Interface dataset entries
■ ■ ■ ■

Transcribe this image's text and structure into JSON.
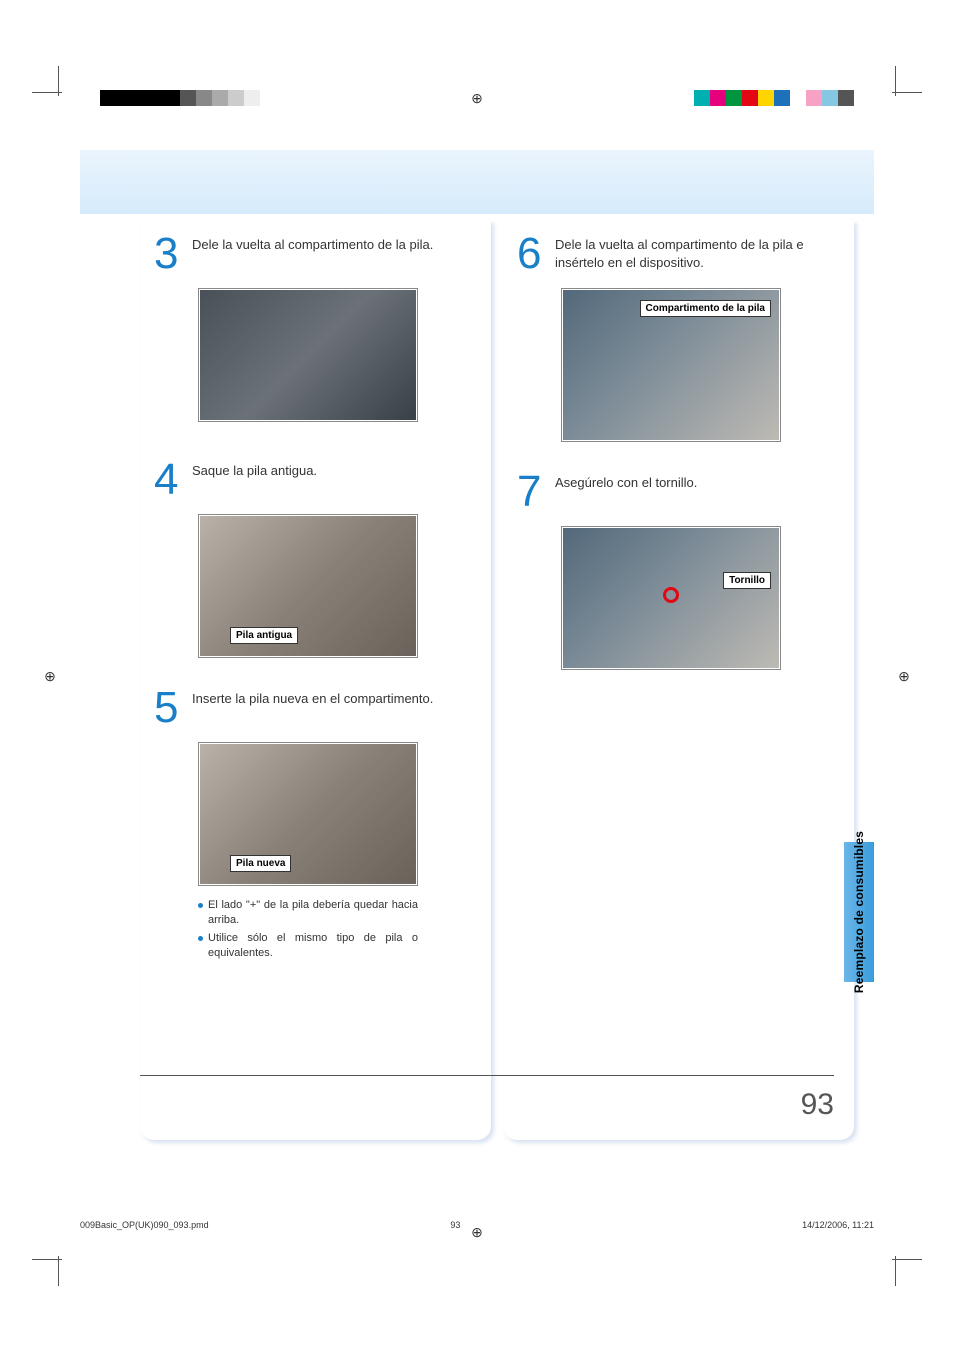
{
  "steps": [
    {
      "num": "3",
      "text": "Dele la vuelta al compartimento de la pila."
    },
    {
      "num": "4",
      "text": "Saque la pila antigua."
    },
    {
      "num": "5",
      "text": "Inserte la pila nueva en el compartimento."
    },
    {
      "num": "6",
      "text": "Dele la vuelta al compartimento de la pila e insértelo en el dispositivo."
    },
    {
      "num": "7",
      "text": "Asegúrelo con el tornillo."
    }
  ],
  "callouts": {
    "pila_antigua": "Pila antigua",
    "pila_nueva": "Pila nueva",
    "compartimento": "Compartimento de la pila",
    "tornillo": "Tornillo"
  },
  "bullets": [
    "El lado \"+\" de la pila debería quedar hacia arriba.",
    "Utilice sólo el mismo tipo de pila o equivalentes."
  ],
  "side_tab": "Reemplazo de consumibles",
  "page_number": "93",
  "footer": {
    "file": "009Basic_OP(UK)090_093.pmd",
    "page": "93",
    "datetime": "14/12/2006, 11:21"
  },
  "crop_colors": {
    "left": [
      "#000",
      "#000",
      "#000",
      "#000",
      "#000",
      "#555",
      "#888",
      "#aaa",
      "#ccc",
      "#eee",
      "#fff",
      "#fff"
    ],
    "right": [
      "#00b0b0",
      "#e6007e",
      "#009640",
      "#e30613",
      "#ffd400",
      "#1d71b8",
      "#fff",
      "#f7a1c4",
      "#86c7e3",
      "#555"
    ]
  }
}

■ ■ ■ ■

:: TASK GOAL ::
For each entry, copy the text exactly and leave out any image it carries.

:: ANSWER SPACE ::
Transcribe this image's text and structure into JSON.
{
  "steps": [
    {
      "num": "3",
      "text": "Dele la vuelta al compartimento de la pila."
    },
    {
      "num": "4",
      "text": "Saque la pila antigua."
    },
    {
      "num": "5",
      "text": "Inserte la pila nueva en el compartimento."
    },
    {
      "num": "6",
      "text": "Dele la vuelta al compartimento de la pila e insértelo en el dispositivo."
    },
    {
      "num": "7",
      "text": "Asegúrelo con el tornillo."
    }
  ],
  "callouts": {
    "pila_antigua": "Pila antigua",
    "pila_nueva": "Pila nueva",
    "compartimento": "Compartimento de la pila",
    "tornillo": "Tornillo"
  },
  "bullets": [
    "El lado \"+\" de la pila debería quedar hacia arriba.",
    "Utilice sólo el mismo tipo de pila o equivalentes."
  ],
  "side_tab": "Reemplazo de consumibles",
  "page_number": "93",
  "footer": {
    "file": "009Basic_OP(UK)090_093.pmd",
    "page": "93",
    "datetime": "14/12/2006, 11:21"
  },
  "crop_colors": {
    "left": [
      "#000",
      "#000",
      "#000",
      "#000",
      "#000",
      "#555",
      "#888",
      "#aaa",
      "#ccc",
      "#eee",
      "#fff",
      "#fff"
    ],
    "right": [
      "#00b0b0",
      "#e6007e",
      "#009640",
      "#e30613",
      "#ffd400",
      "#1d71b8",
      "#fff",
      "#f7a1c4",
      "#86c7e3",
      "#555"
    ]
  }
}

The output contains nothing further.